What to work on: Nothing but the pictures should be left out when the entries below are duplicated.

Entries from a dataset of interfaces:

*** Block opens ***

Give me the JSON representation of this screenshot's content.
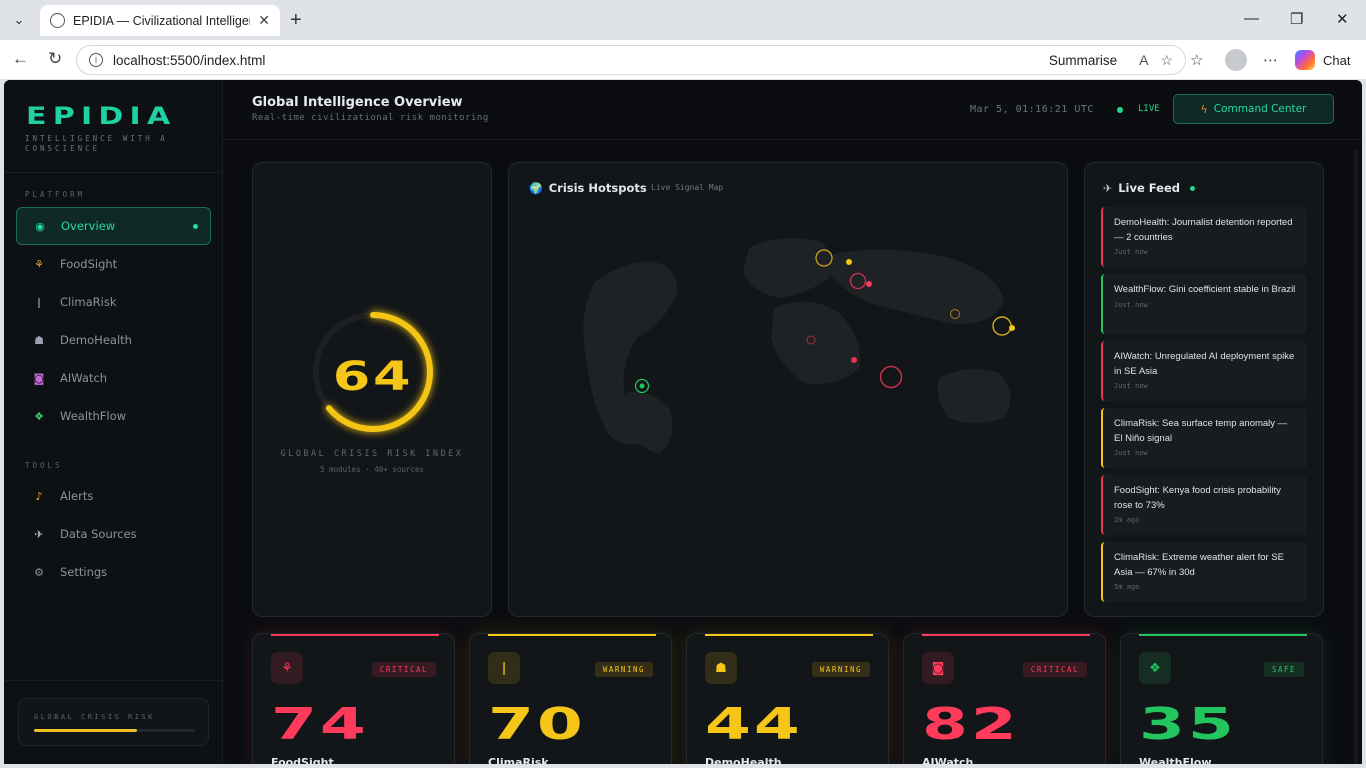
{
  "browser": {
    "tab_title": "EPIDIA — Civilizational Intelligence",
    "url": "localhost:5500/index.html",
    "summarise_label": "Summarise",
    "chat_label": "Chat"
  },
  "sidebar": {
    "logo": "EPIDIA",
    "tagline": "INTELLIGENCE WITH A CONSCIENCE",
    "platform_label": "PLATFORM",
    "tools_label": "TOOLS",
    "platform_items": [
      {
        "label": "Overview",
        "icon": "overview-icon",
        "active": true
      },
      {
        "label": "FoodSight",
        "icon": "wheat-icon"
      },
      {
        "label": "ClimaRisk",
        "icon": "thermometer-icon"
      },
      {
        "label": "DemoHealth",
        "icon": "population-icon"
      },
      {
        "label": "AIWatch",
        "icon": "robot-icon"
      },
      {
        "label": "WealthFlow",
        "icon": "money-icon"
      }
    ],
    "tool_items": [
      {
        "label": "Alerts",
        "icon": "bell-icon"
      },
      {
        "label": "Data Sources",
        "icon": "satellite-icon"
      },
      {
        "label": "Settings",
        "icon": "gear-icon"
      }
    ],
    "risk_mini": {
      "label": "GLOBAL CRISIS RISK",
      "value": 0.64,
      "color": "#f0c020"
    }
  },
  "header": {
    "title": "Global Intelligence Overview",
    "subtitle": "Real-time civilizational risk monitoring",
    "clock": "Mar 5, 01:16:21 UTC",
    "live": "LIVE",
    "command_center": "Command Center"
  },
  "gauge": {
    "value": "64",
    "fraction": 0.64,
    "label": "GLOBAL CRISIS RISK INDEX",
    "sub": "5 modules · 40+ sources",
    "color": "#f5c518"
  },
  "map": {
    "title": "Crisis Hotspots",
    "subtitle": "Live Signal Map"
  },
  "feed": {
    "title": "Live Feed",
    "items": [
      {
        "text": "DemoHealth: Journalist detention reported — 2 countries",
        "time": "Just now",
        "color": "#e8394d"
      },
      {
        "text": "WealthFlow: Gini coefficient stable in Brazil",
        "time": "Just now",
        "color": "#22c55e"
      },
      {
        "text": "AIWatch: Unregulated AI deployment spike in SE Asia",
        "time": "Just now",
        "color": "#e8394d"
      },
      {
        "text": "ClimaRisk: Sea surface temp anomaly — El Niño signal",
        "time": "Just now",
        "color": "#f5c518"
      },
      {
        "text": "FoodSight: Kenya food crisis probability rose to 73%",
        "time": "2m ago",
        "color": "#e8394d"
      },
      {
        "text": "ClimaRisk: Extreme weather alert for SE Asia — 67% in 30d",
        "time": "5m ago",
        "color": "#f5c518"
      }
    ]
  },
  "modules": [
    {
      "name": "FoodSight",
      "value": "74",
      "status": "CRITICAL",
      "color": "#ff3b5c",
      "icon": "wheat-icon"
    },
    {
      "name": "ClimaRisk",
      "value": "70",
      "status": "WARNING",
      "color": "#f5c518",
      "icon": "thermometer-icon"
    },
    {
      "name": "DemoHealth",
      "value": "44",
      "status": "WARNING",
      "color": "#f5c518",
      "icon": "population-icon"
    },
    {
      "name": "AIWatch",
      "value": "82",
      "status": "CRITICAL",
      "color": "#ff3b5c",
      "icon": "robot-icon"
    },
    {
      "name": "WealthFlow",
      "value": "35",
      "status": "SAFE",
      "color": "#22c55e",
      "icon": "money-icon"
    }
  ]
}
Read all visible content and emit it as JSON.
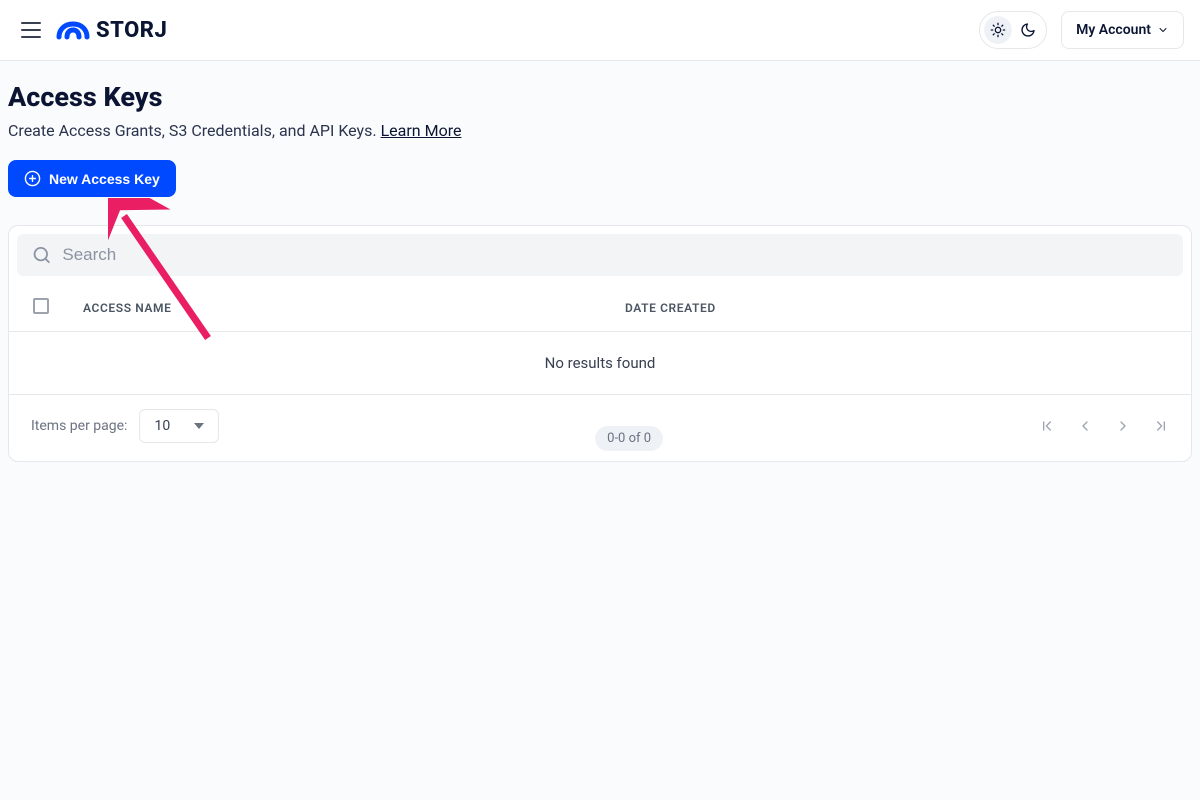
{
  "header": {
    "brand": "STORJ",
    "account_label": "My Account"
  },
  "page": {
    "title": "Access Keys",
    "subtitle_prefix": "Create Access Grants, S3 Credentials, and API Keys. ",
    "learn_more": "Learn More",
    "new_key_label": "New Access Key"
  },
  "search": {
    "placeholder": "Search"
  },
  "table": {
    "col_access_name": "ACCESS NAME",
    "col_date_created": "DATE CREATED",
    "empty_text": "No results found"
  },
  "pagination": {
    "items_per_page_label": "Items per page:",
    "per_page_value": "10",
    "range_text": "0-0 of 0"
  }
}
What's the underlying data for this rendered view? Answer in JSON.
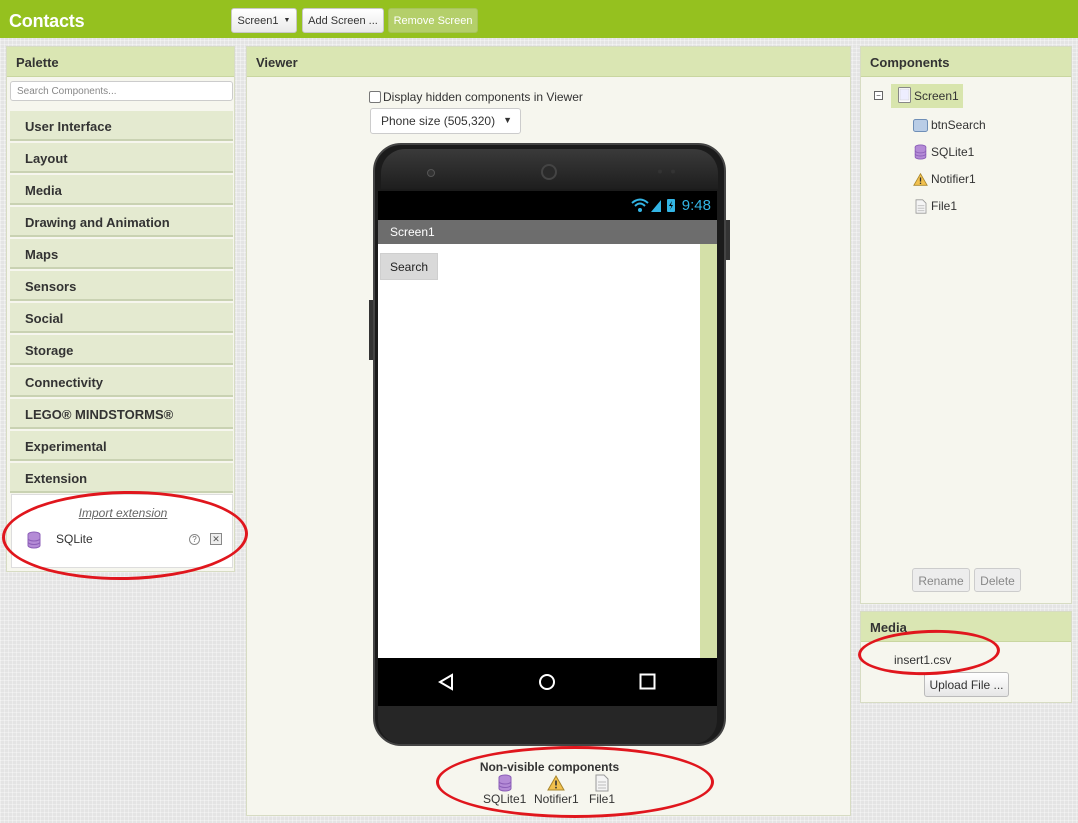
{
  "app": {
    "title": "Contacts"
  },
  "toolbar": {
    "screen_select": "Screen1",
    "add_screen": "Add Screen ...",
    "remove_screen": "Remove Screen"
  },
  "palette": {
    "title": "Palette",
    "search_placeholder": "Search Components...",
    "categories": [
      "User Interface",
      "Layout",
      "Media",
      "Drawing and Animation",
      "Maps",
      "Sensors",
      "Social",
      "Storage",
      "Connectivity",
      "LEGO® MINDSTORMS®",
      "Experimental",
      "Extension"
    ],
    "extension": {
      "import_label": "Import extension",
      "items": [
        {
          "label": "SQLite",
          "icon": "database-icon"
        }
      ],
      "help_glyph": "?"
    }
  },
  "viewer": {
    "title": "Viewer",
    "display_hidden_label": "Display hidden components in Viewer",
    "phone_size": "Phone size (505,320)",
    "phone": {
      "time": "9:48",
      "screen_title": "Screen1",
      "button_label": "Search"
    },
    "nonvisible": {
      "title": "Non-visible components",
      "items": [
        {
          "label": "SQLite1",
          "icon": "database-icon"
        },
        {
          "label": "Notifier1",
          "icon": "warning-icon"
        },
        {
          "label": "File1",
          "icon": "file-icon"
        }
      ]
    }
  },
  "components": {
    "title": "Components",
    "collapse_glyph": "−",
    "tree": {
      "root": {
        "label": "Screen1",
        "icon": "screen-icon"
      },
      "children": [
        {
          "label": "btnSearch",
          "icon": "button-icon"
        },
        {
          "label": "SQLite1",
          "icon": "database-icon"
        },
        {
          "label": "Notifier1",
          "icon": "warning-icon"
        },
        {
          "label": "File1",
          "icon": "file-icon"
        }
      ]
    },
    "rename_label": "Rename",
    "delete_label": "Delete"
  },
  "media": {
    "title": "Media",
    "files": [
      "insert1.csv"
    ],
    "upload_label": "Upload File ..."
  },
  "colors": {
    "topbar": "#95c11f",
    "panel_header": "#dae6b3",
    "annotation": "#e0161d",
    "status_blue": "#33b5e5"
  }
}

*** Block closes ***

Solution to the problem:
Give me the JSON representation of this screenshot's content.
{
  "browser": {
    "tab_title": "EPIDIA — Civilizational Intelligence",
    "url": "localhost:5500/index.html",
    "summarise_label": "Summarise",
    "chat_label": "Chat"
  },
  "sidebar": {
    "logo": "EPIDIA",
    "tagline": "INTELLIGENCE WITH A CONSCIENCE",
    "platform_label": "PLATFORM",
    "tools_label": "TOOLS",
    "platform_items": [
      {
        "label": "Overview",
        "icon": "overview-icon",
        "active": true
      },
      {
        "label": "FoodSight",
        "icon": "wheat-icon"
      },
      {
        "label": "ClimaRisk",
        "icon": "thermometer-icon"
      },
      {
        "label": "DemoHealth",
        "icon": "population-icon"
      },
      {
        "label": "AIWatch",
        "icon": "robot-icon"
      },
      {
        "label": "WealthFlow",
        "icon": "money-icon"
      }
    ],
    "tool_items": [
      {
        "label": "Alerts",
        "icon": "bell-icon"
      },
      {
        "label": "Data Sources",
        "icon": "satellite-icon"
      },
      {
        "label": "Settings",
        "icon": "gear-icon"
      }
    ],
    "risk_mini": {
      "label": "GLOBAL CRISIS RISK",
      "value": 0.64,
      "color": "#f0c020"
    }
  },
  "header": {
    "title": "Global Intelligence Overview",
    "subtitle": "Real-time civilizational risk monitoring",
    "clock": "Mar 5, 01:16:21 UTC",
    "live": "LIVE",
    "command_center": "Command Center"
  },
  "gauge": {
    "value": "64",
    "fraction": 0.64,
    "label": "GLOBAL CRISIS RISK INDEX",
    "sub": "5 modules · 40+ sources",
    "color": "#f5c518"
  },
  "map": {
    "title": "Crisis Hotspots",
    "subtitle": "Live Signal Map"
  },
  "feed": {
    "title": "Live Feed",
    "items": [
      {
        "text": "DemoHealth: Journalist detention reported — 2 countries",
        "time": "Just now",
        "color": "#e8394d"
      },
      {
        "text": "WealthFlow: Gini coefficient stable in Brazil",
        "time": "Just now",
        "color": "#22c55e"
      },
      {
        "text": "AIWatch: Unregulated AI deployment spike in SE Asia",
        "time": "Just now",
        "color": "#e8394d"
      },
      {
        "text": "ClimaRisk: Sea surface temp anomaly — El Niño signal",
        "time": "Just now",
        "color": "#f5c518"
      },
      {
        "text": "FoodSight: Kenya food crisis probability rose to 73%",
        "time": "2m ago",
        "color": "#e8394d"
      },
      {
        "text": "ClimaRisk: Extreme weather alert for SE Asia — 67% in 30d",
        "time": "5m ago",
        "color": "#f5c518"
      }
    ]
  },
  "modules": [
    {
      "name": "FoodSight",
      "value": "74",
      "status": "CRITICAL",
      "color": "#ff3b5c",
      "icon": "wheat-icon"
    },
    {
      "name": "ClimaRisk",
      "value": "70",
      "status": "WARNING",
      "color": "#f5c518",
      "icon": "thermometer-icon"
    },
    {
      "name": "DemoHealth",
      "value": "44",
      "status": "WARNING",
      "color": "#f5c518",
      "icon": "population-icon"
    },
    {
      "name": "AIWatch",
      "value": "82",
      "status": "CRITICAL",
      "color": "#ff3b5c",
      "icon": "robot-icon"
    },
    {
      "name": "WealthFlow",
      "value": "35",
      "status": "SAFE",
      "color": "#22c55e",
      "icon": "money-icon"
    }
  ]
}
Read all visible content and emit it as JSON.
{
  "header": {
    "brand": "STORJ",
    "account_label": "My Account"
  },
  "page": {
    "title": "Access Keys",
    "subtitle_prefix": "Create Access Grants, S3 Credentials, and API Keys. ",
    "learn_more": "Learn More",
    "new_key_label": "New Access Key"
  },
  "search": {
    "placeholder": "Search"
  },
  "table": {
    "col_access_name": "ACCESS NAME",
    "col_date_created": "DATE CREATED",
    "empty_text": "No results found"
  },
  "pagination": {
    "items_per_page_label": "Items per page:",
    "per_page_value": "10",
    "range_text": "0-0 of 0"
  }
}
What's the underlying data for this rendered view? Answer in JSON.
{
  "app": {
    "title": "Contacts"
  },
  "toolbar": {
    "screen_select": "Screen1",
    "add_screen": "Add Screen ...",
    "remove_screen": "Remove Screen"
  },
  "palette": {
    "title": "Palette",
    "search_placeholder": "Search Components...",
    "categories": [
      "User Interface",
      "Layout",
      "Media",
      "Drawing and Animation",
      "Maps",
      "Sensors",
      "Social",
      "Storage",
      "Connectivity",
      "LEGO® MINDSTORMS®",
      "Experimental",
      "Extension"
    ],
    "extension": {
      "import_label": "Import extension",
      "items": [
        {
          "label": "SQLite",
          "icon": "database-icon"
        }
      ],
      "help_glyph": "?"
    }
  },
  "viewer": {
    "title": "Viewer",
    "display_hidden_label": "Display hidden components in Viewer",
    "phone_size": "Phone size (505,320)",
    "phone": {
      "time": "9:48",
      "screen_title": "Screen1",
      "button_label": "Search"
    },
    "nonvisible": {
      "title": "Non-visible components",
      "items": [
        {
          "label": "SQLite1",
          "icon": "database-icon"
        },
        {
          "label": "Notifier1",
          "icon": "warning-icon"
        },
        {
          "label": "File1",
          "icon": "file-icon"
        }
      ]
    }
  },
  "components": {
    "title": "Components",
    "collapse_glyph": "−",
    "tree": {
      "root": {
        "label": "Screen1",
        "icon": "screen-icon"
      },
      "children": [
        {
          "label": "btnSearch",
          "icon": "button-icon"
        },
        {
          "label": "SQLite1",
          "icon": "database-icon"
        },
        {
          "label": "Notifier1",
          "icon": "warning-icon"
        },
        {
          "label": "File1",
          "icon": "file-icon"
        }
      ]
    },
    "rename_label": "Rename",
    "delete_label": "Delete"
  },
  "media": {
    "title": "Media",
    "files": [
      "insert1.csv"
    ],
    "upload_label": "Upload File ..."
  },
  "colors": {
    "topbar": "#95c11f",
    "panel_header": "#dae6b3",
    "annotation": "#e0161d",
    "status_blue": "#33b5e5"
  }
}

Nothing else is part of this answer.